■ Directions ■
The data beneath this task is to be duplicated exactly, in its entirety.

Saved data entries:
· · ·
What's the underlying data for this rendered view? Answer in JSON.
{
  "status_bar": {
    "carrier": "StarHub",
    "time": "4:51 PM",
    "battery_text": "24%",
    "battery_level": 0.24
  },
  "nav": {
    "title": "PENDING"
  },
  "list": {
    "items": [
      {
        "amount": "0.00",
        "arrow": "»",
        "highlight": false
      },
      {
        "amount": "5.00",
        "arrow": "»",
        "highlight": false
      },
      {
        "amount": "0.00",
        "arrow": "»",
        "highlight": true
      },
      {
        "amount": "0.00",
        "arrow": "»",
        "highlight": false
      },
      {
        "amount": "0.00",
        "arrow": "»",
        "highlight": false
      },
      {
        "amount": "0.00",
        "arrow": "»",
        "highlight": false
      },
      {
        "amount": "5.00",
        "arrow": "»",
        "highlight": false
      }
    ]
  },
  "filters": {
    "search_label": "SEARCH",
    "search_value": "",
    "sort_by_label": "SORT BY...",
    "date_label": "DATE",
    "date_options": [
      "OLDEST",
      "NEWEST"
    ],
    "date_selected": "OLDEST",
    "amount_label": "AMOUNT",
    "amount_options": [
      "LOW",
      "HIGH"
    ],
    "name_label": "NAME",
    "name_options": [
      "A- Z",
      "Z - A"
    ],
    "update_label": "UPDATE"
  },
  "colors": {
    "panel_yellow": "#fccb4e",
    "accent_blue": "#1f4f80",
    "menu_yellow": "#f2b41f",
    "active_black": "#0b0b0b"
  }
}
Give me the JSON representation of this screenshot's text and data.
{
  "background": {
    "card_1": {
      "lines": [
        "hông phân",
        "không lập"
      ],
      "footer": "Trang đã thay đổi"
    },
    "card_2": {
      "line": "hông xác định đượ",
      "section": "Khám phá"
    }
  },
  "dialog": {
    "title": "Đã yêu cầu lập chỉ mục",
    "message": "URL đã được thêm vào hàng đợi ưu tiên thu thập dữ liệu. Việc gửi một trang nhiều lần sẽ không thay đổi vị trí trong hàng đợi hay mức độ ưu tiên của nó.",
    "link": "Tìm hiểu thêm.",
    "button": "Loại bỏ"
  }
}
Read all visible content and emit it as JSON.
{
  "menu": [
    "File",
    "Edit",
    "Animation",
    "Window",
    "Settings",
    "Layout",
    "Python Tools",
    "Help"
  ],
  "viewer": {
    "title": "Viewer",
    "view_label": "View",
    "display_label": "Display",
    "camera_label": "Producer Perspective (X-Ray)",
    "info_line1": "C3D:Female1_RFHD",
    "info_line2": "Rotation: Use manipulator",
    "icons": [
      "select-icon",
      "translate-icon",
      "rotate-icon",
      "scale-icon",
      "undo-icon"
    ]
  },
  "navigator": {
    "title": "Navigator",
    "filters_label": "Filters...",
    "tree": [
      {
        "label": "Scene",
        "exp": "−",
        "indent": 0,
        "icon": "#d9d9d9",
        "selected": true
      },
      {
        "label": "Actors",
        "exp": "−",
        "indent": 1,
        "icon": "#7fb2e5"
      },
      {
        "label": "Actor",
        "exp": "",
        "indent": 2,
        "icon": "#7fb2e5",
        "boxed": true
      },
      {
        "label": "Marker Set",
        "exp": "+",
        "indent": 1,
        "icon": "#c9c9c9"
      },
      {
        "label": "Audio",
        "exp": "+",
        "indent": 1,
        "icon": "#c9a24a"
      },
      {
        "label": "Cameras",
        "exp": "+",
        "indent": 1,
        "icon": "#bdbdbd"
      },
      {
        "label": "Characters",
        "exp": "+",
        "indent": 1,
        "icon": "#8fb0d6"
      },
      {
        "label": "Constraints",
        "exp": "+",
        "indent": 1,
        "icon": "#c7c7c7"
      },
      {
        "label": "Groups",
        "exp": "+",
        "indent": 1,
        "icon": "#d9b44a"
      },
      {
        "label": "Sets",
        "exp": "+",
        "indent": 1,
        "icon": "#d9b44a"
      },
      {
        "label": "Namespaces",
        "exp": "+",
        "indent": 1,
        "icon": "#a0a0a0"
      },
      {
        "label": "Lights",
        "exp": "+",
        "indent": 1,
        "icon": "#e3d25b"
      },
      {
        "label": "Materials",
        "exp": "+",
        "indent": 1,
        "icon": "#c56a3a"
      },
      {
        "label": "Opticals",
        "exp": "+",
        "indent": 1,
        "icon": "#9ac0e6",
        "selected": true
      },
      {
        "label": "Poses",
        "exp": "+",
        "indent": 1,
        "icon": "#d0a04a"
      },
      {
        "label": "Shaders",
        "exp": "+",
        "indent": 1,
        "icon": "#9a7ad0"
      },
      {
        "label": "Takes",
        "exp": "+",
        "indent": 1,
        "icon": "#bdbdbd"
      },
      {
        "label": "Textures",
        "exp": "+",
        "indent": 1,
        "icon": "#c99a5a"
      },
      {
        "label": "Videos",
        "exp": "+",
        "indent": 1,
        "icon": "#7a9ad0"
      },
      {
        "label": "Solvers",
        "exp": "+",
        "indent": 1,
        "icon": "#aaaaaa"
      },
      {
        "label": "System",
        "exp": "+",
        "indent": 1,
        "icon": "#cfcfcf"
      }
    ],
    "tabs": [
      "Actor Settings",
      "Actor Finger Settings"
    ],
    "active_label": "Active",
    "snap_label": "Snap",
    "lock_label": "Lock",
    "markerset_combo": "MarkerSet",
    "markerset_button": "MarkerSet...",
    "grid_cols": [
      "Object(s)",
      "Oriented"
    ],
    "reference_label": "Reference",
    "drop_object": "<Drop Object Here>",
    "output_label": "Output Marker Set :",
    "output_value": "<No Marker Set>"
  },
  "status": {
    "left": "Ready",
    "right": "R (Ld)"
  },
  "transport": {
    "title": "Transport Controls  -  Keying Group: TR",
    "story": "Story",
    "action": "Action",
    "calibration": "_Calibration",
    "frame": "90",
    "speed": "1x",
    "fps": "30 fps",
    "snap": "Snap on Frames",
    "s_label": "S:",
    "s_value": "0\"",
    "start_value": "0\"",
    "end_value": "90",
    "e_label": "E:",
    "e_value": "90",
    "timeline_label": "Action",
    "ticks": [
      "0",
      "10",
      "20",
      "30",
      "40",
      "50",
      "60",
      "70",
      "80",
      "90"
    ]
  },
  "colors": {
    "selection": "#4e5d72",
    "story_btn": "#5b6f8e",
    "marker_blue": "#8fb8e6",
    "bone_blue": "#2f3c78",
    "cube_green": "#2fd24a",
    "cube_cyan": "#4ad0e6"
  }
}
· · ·
■ Worked solution ■
What's the underlying data for this rendered view? Answer in JSON.
{
  "status_bar": {
    "carrier": "StarHub",
    "time": "4:51 PM",
    "battery_text": "24%",
    "battery_level": 0.24
  },
  "nav": {
    "title": "PENDING"
  },
  "list": {
    "items": [
      {
        "amount": "0.00",
        "arrow": "»",
        "highlight": false
      },
      {
        "amount": "5.00",
        "arrow": "»",
        "highlight": false
      },
      {
        "amount": "0.00",
        "arrow": "»",
        "highlight": true
      },
      {
        "amount": "0.00",
        "arrow": "»",
        "highlight": false
      },
      {
        "amount": "0.00",
        "arrow": "»",
        "highlight": false
      },
      {
        "amount": "0.00",
        "arrow": "»",
        "highlight": false
      },
      {
        "amount": "5.00",
        "arrow": "»",
        "highlight": false
      }
    ]
  },
  "filters": {
    "search_label": "SEARCH",
    "search_value": "",
    "sort_by_label": "SORT BY...",
    "date_label": "DATE",
    "date_options": [
      "OLDEST",
      "NEWEST"
    ],
    "date_selected": "OLDEST",
    "amount_label": "AMOUNT",
    "amount_options": [
      "LOW",
      "HIGH"
    ],
    "name_label": "NAME",
    "name_options": [
      "A- Z",
      "Z - A"
    ],
    "update_label": "UPDATE"
  },
  "colors": {
    "panel_yellow": "#fccb4e",
    "accent_blue": "#1f4f80",
    "menu_yellow": "#f2b41f",
    "active_black": "#0b0b0b"
  }
}
Give me the JSON representation of this screenshot's text and data.
{
  "background": {
    "card_1": {
      "lines": [
        "hông phân",
        "không lập"
      ],
      "footer": "Trang đã thay đổi"
    },
    "card_2": {
      "line": "hông xác định đượ",
      "section": "Khám phá"
    }
  },
  "dialog": {
    "title": "Đã yêu cầu lập chỉ mục",
    "message": "URL đã được thêm vào hàng đợi ưu tiên thu thập dữ liệu. Việc gửi một trang nhiều lần sẽ không thay đổi vị trí trong hàng đợi hay mức độ ưu tiên của nó.",
    "link": "Tìm hiểu thêm.",
    "button": "Loại bỏ"
  }
}
Read all visible content and emit it as JSON.
{
  "menu": [
    "File",
    "Edit",
    "Animation",
    "Window",
    "Settings",
    "Layout",
    "Python Tools",
    "Help"
  ],
  "viewer": {
    "title": "Viewer",
    "view_label": "View",
    "display_label": "Display",
    "camera_label": "Producer Perspective (X-Ray)",
    "info_line1": "C3D:Female1_RFHD",
    "info_line2": "Rotation: Use manipulator",
    "icons": [
      "select-icon",
      "translate-icon",
      "rotate-icon",
      "scale-icon",
      "undo-icon"
    ]
  },
  "navigator": {
    "title": "Navigator",
    "filters_label": "Filters...",
    "tree": [
      {
        "label": "Scene",
        "exp": "−",
        "indent": 0,
        "icon": "#d9d9d9",
        "selected": true
      },
      {
        "label": "Actors",
        "exp": "−",
        "indent": 1,
        "icon": "#7fb2e5"
      },
      {
        "label": "Actor",
        "exp": "",
        "indent": 2,
        "icon": "#7fb2e5",
        "boxed": true
      },
      {
        "label": "Marker Set",
        "exp": "+",
        "indent": 1,
        "icon": "#c9c9c9"
      },
      {
        "label": "Audio",
        "exp": "+",
        "indent": 1,
        "icon": "#c9a24a"
      },
      {
        "label": "Cameras",
        "exp": "+",
        "indent": 1,
        "icon": "#bdbdbd"
      },
      {
        "label": "Characters",
        "exp": "+",
        "indent": 1,
        "icon": "#8fb0d6"
      },
      {
        "label": "Constraints",
        "exp": "+",
        "indent": 1,
        "icon": "#c7c7c7"
      },
      {
        "label": "Groups",
        "exp": "+",
        "indent": 1,
        "icon": "#d9b44a"
      },
      {
        "label": "Sets",
        "exp": "+",
        "indent": 1,
        "icon": "#d9b44a"
      },
      {
        "label": "Namespaces",
        "exp": "+",
        "indent": 1,
        "icon": "#a0a0a0"
      },
      {
        "label": "Lights",
        "exp": "+",
        "indent": 1,
        "icon": "#e3d25b"
      },
      {
        "label": "Materials",
        "exp": "+",
        "indent": 1,
        "icon": "#c56a3a"
      },
      {
        "label": "Opticals",
        "exp": "+",
        "indent": 1,
        "icon": "#9ac0e6",
        "selected": true
      },
      {
        "label": "Poses",
        "exp": "+",
        "indent": 1,
        "icon": "#d0a04a"
      },
      {
        "label": "Shaders",
        "exp": "+",
        "indent": 1,
        "icon": "#9a7ad0"
      },
      {
        "label": "Takes",
        "exp": "+",
        "indent": 1,
        "icon": "#bdbdbd"
      },
      {
        "label": "Textures",
        "exp": "+",
        "indent": 1,
        "icon": "#c99a5a"
      },
      {
        "label": "Videos",
        "exp": "+",
        "indent": 1,
        "icon": "#7a9ad0"
      },
      {
        "label": "Solvers",
        "exp": "+",
        "indent": 1,
        "icon": "#aaaaaa"
      },
      {
        "label": "System",
        "exp": "+",
        "indent": 1,
        "icon": "#cfcfcf"
      }
    ],
    "tabs": [
      "Actor Settings",
      "Actor Finger Settings"
    ],
    "active_label": "Active",
    "snap_label": "Snap",
    "lock_label": "Lock",
    "markerset_combo": "MarkerSet",
    "markerset_button": "MarkerSet...",
    "grid_cols": [
      "Object(s)",
      "Oriented"
    ],
    "reference_label": "Reference",
    "drop_object": "<Drop Object Here>",
    "output_label": "Output Marker Set :",
    "output_value": "<No Marker Set>"
  },
  "status": {
    "left": "Ready",
    "right": "R (Ld)"
  },
  "transport": {
    "title": "Transport Controls  -  Keying Group: TR",
    "story": "Story",
    "action": "Action",
    "calibration": "_Calibration",
    "frame": "90",
    "speed": "1x",
    "fps": "30 fps",
    "snap": "Snap on Frames",
    "s_label": "S:",
    "s_value": "0\"",
    "start_value": "0\"",
    "end_value": "90",
    "e_label": "E:",
    "e_value": "90",
    "timeline_label": "Action",
    "ticks": [
      "0",
      "10",
      "20",
      "30",
      "40",
      "50",
      "60",
      "70",
      "80",
      "90"
    ]
  },
  "colors": {
    "selection": "#4e5d72",
    "story_btn": "#5b6f8e",
    "marker_blue": "#8fb8e6",
    "bone_blue": "#2f3c78",
    "cube_green": "#2fd24a",
    "cube_cyan": "#4ad0e6"
  }
}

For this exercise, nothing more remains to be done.